Exercise objective:
Filter the entries down to the lines containing "ORNE", and copy those lines.

Source data:
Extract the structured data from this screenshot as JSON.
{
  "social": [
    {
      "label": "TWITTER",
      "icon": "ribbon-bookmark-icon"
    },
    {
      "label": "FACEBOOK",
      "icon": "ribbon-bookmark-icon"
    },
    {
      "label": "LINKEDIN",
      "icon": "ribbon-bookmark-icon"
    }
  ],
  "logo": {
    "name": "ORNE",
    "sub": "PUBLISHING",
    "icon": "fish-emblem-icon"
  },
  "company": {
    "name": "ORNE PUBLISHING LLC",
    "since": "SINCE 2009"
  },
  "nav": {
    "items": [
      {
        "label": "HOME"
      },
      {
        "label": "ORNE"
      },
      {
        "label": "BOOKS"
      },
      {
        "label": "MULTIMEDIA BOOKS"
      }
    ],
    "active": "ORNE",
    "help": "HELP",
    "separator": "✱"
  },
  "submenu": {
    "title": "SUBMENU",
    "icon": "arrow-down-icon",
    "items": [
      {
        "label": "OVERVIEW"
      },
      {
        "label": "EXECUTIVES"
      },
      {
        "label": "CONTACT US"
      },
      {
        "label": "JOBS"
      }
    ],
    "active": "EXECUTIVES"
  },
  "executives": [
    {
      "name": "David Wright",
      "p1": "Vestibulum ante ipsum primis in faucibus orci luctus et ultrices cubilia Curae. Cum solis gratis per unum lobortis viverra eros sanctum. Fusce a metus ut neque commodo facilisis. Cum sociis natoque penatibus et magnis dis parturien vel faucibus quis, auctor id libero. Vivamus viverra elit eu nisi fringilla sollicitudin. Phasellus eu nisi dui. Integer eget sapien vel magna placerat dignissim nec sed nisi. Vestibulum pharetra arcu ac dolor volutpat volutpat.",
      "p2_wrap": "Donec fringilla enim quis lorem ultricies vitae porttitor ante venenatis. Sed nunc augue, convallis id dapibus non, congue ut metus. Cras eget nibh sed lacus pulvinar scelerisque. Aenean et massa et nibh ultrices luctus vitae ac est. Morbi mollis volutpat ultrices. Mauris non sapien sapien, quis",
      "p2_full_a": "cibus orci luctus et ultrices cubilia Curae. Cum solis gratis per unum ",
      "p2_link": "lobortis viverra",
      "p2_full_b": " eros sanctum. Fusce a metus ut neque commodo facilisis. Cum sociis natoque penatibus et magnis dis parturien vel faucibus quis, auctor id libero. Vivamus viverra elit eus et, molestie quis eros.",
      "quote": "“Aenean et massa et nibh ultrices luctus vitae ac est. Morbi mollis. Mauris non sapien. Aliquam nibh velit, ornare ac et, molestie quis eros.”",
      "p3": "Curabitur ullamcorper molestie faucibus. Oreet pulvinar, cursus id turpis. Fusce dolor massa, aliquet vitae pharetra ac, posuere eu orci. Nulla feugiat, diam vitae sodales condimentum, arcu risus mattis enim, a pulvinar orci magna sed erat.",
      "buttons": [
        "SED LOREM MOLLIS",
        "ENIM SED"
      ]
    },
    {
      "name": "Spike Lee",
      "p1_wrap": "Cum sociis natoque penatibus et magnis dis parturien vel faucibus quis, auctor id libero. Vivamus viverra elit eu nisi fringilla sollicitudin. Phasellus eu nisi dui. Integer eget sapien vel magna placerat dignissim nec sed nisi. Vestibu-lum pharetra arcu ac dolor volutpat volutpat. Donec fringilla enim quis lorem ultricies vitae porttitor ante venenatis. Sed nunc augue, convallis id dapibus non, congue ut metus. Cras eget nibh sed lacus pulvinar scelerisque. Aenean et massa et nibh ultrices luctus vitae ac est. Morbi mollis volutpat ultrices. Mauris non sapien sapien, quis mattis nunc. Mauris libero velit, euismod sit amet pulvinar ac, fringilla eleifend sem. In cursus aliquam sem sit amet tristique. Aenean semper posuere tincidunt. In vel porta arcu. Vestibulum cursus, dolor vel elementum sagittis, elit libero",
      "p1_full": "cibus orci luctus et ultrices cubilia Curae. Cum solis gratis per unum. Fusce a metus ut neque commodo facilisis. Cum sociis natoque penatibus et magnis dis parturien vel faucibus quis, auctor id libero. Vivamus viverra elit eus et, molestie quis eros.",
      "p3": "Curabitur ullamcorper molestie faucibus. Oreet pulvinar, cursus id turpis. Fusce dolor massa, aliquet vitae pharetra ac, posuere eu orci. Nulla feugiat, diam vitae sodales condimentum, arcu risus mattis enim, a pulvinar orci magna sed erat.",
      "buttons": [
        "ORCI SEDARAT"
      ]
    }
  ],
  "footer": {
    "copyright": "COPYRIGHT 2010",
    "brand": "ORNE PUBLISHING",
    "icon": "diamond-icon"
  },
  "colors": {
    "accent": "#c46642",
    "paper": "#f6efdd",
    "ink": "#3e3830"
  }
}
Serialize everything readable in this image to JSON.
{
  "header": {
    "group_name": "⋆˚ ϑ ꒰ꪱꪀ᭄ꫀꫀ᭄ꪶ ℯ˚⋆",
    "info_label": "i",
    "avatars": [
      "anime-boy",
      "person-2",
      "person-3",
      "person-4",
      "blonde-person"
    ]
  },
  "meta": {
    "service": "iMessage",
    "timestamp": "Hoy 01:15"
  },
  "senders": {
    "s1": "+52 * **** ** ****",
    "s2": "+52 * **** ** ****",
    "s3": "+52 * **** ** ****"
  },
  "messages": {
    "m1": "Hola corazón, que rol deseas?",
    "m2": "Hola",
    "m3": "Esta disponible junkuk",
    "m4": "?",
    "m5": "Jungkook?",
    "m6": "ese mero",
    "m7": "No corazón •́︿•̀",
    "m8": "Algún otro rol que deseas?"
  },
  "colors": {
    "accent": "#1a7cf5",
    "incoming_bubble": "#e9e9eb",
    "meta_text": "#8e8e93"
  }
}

Response to this task:
    "name": "ORNE",
    "name": "ORNE PUBLISHING LLC",
        "label": "ORNE"
    "active": "ORNE",
    "brand": "ORNE PUBLISHING",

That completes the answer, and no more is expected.